Comcast is the second Internet Service Provider (ISP) suing the mayor and metro government of Nashville, Tennessee (pop. 680,000) to stop a new ordinance to give streamline access to utility poles in the city, reports Cnet.com news.
Comcast’s October lawsuit over the Google Fiber-supported One Touch Make Ready ordinance (OTMR) comes on the heels of AT&T's legal action in late September. We wrote about AT&T’s lawsuit shortly after the filing.
Cnet.com reported that most of the utility poles are owned by Nashville Electric Service (NES) or AT&T, but Comcast has wires on many poles and has control over how these wires are handled. “When Google Fiber wants to attach new wires to a pole, it needs to wait for Comcast to move its wire to make room, and this is where the new ordinance becomes controversial.”
Comcast’s lawsuit, filed in U.S. District Court in the Middle District of Tennessee, contends the AT&T-owned poles fall under the purview of the Federal Communications Commission (FCC) and not the city, and that Nashville Metro Council lacked authority to regulate NES poles, according to a story in the Tennessean newspaper. The telecommunications carrier is asking for a permanent injunction to stop enforcement of the ordinance.
Comcast reproduces AT&T's argument in Nashville - that the poles are within federal jurisdiction so the city does not have the authority to enforce such an ordinance.
Reverse Preemption In Louisville
AT&T also filed a suit this past spring in Louisville, Kentucky, to stop the city from implementing a similar ordinance. As in Nashville, the city put the policy in place to encourage new entrants like Google by speeding along a cumbersome and time consuming make ready process.
In the Louisville case, however, the FCC submitted a Statement of Interest in late October addressing the issue of authority over poles. According to the document filed with the court:
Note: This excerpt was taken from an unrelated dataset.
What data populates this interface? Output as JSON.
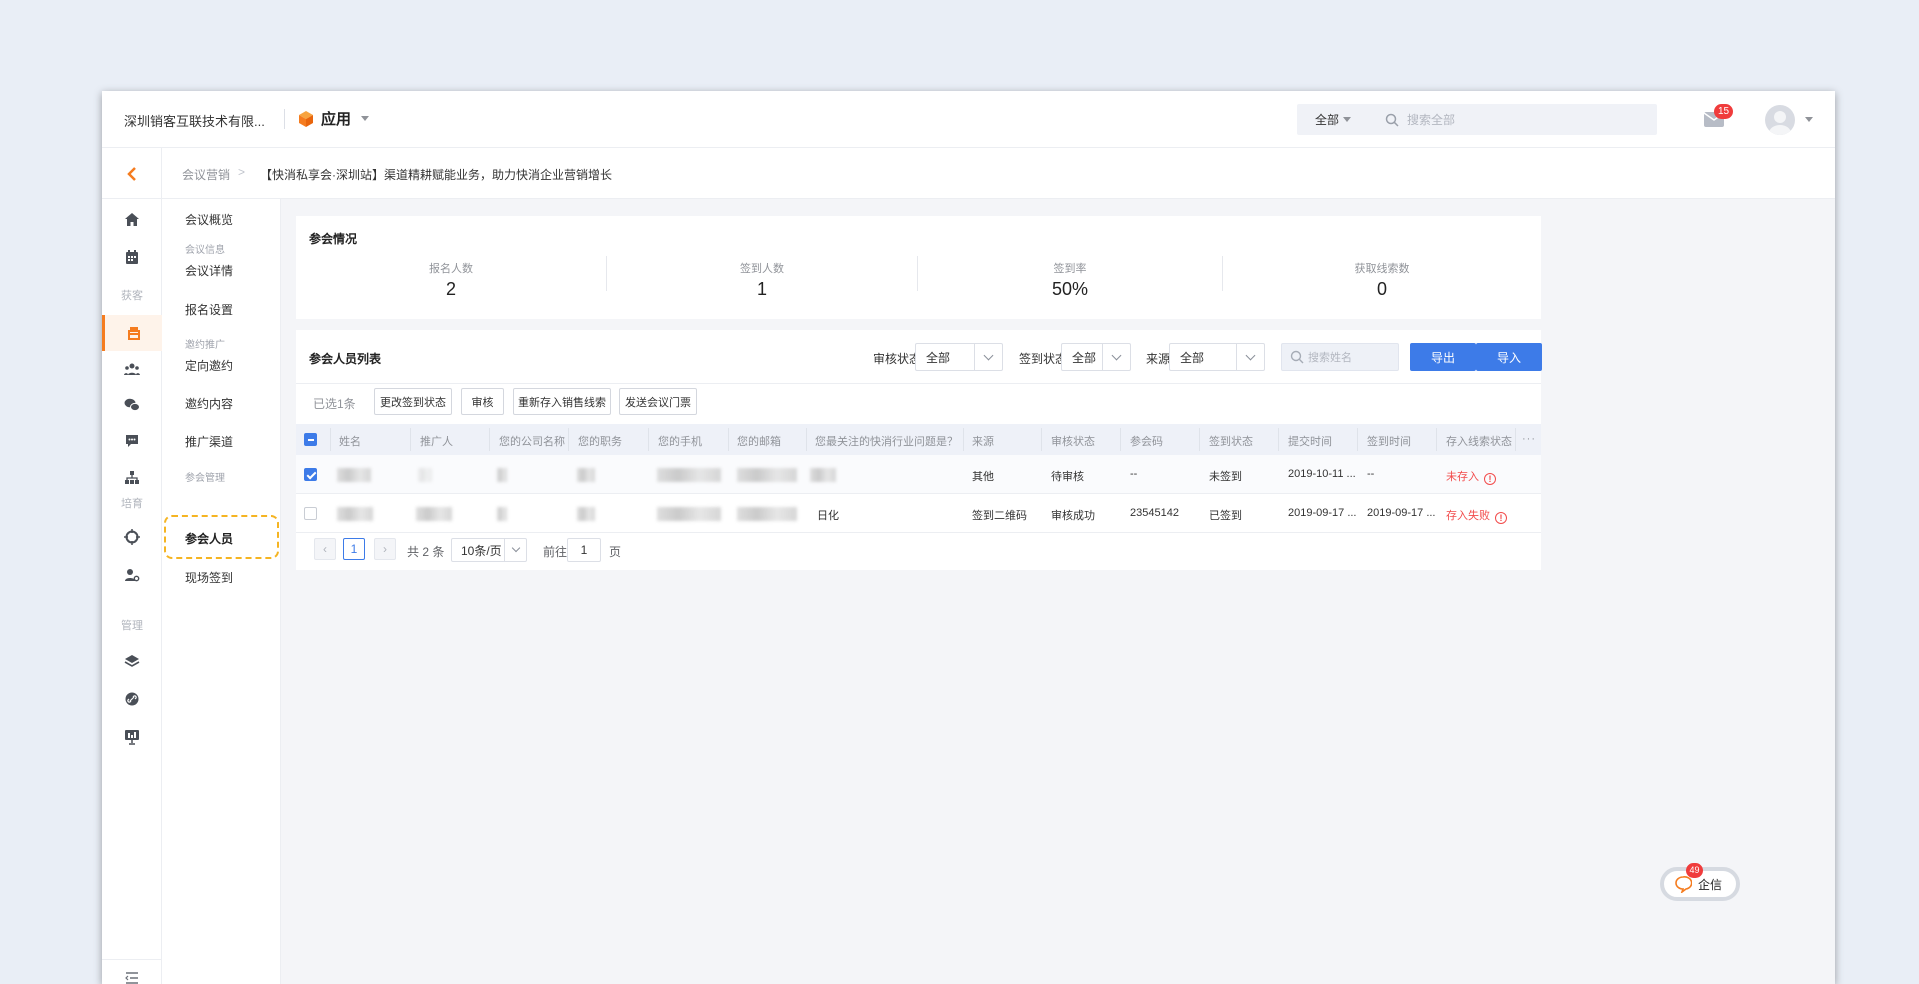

BellSouth [AT&T] maintains in its motion for summary judgment that the Louisville Ordinance conflicts with, and is therefore preempted by, the federal pole attachment rules promulgated by the Commission under Section 224. That argument is wrong as a matter of law. The federal pole attachment regulations do not apply in Kentucky because Kentucky has filed a certification invoking reverse-preemption under Section 224(c) and has thereby opted out of the federal pole attachment rules.
The FCC exercises jurisdiction over pole attachments under Section 224 “only in states that do not so certify” that they regulate pole attachments…BellSouth is thus wrong to assert a conflict with the federal pole attachment rules in these circumstances.
As a result, the FCC has no jurisdiction over Kentucky’s poles. In fact, the Statement of Interest goes on to support OMTR policies, stating that:
”As a general matter, promoting the deployment of competitive broadband infrastructure through one-touch make-ready policies is consonant with the goals of federal telecommunications policy, the Communications Act, and applicable FCC regulations.”
Nashville Leaders Press On
Back in Nashville, officials expressed disappointment at Comcast’s lawsuit, but resolve at creating a better environment for competition.
“One Touch Make Ready has been litigated in the court of public opinion, and the public overwhelmingly supports this measure designed to speed up the deployment of high-speed fiber in Nashville. Now, we hope that this federal litigation is quickly resolved so that we can get on with the business of expanding access to gigabit Internet throughout Davidson County.”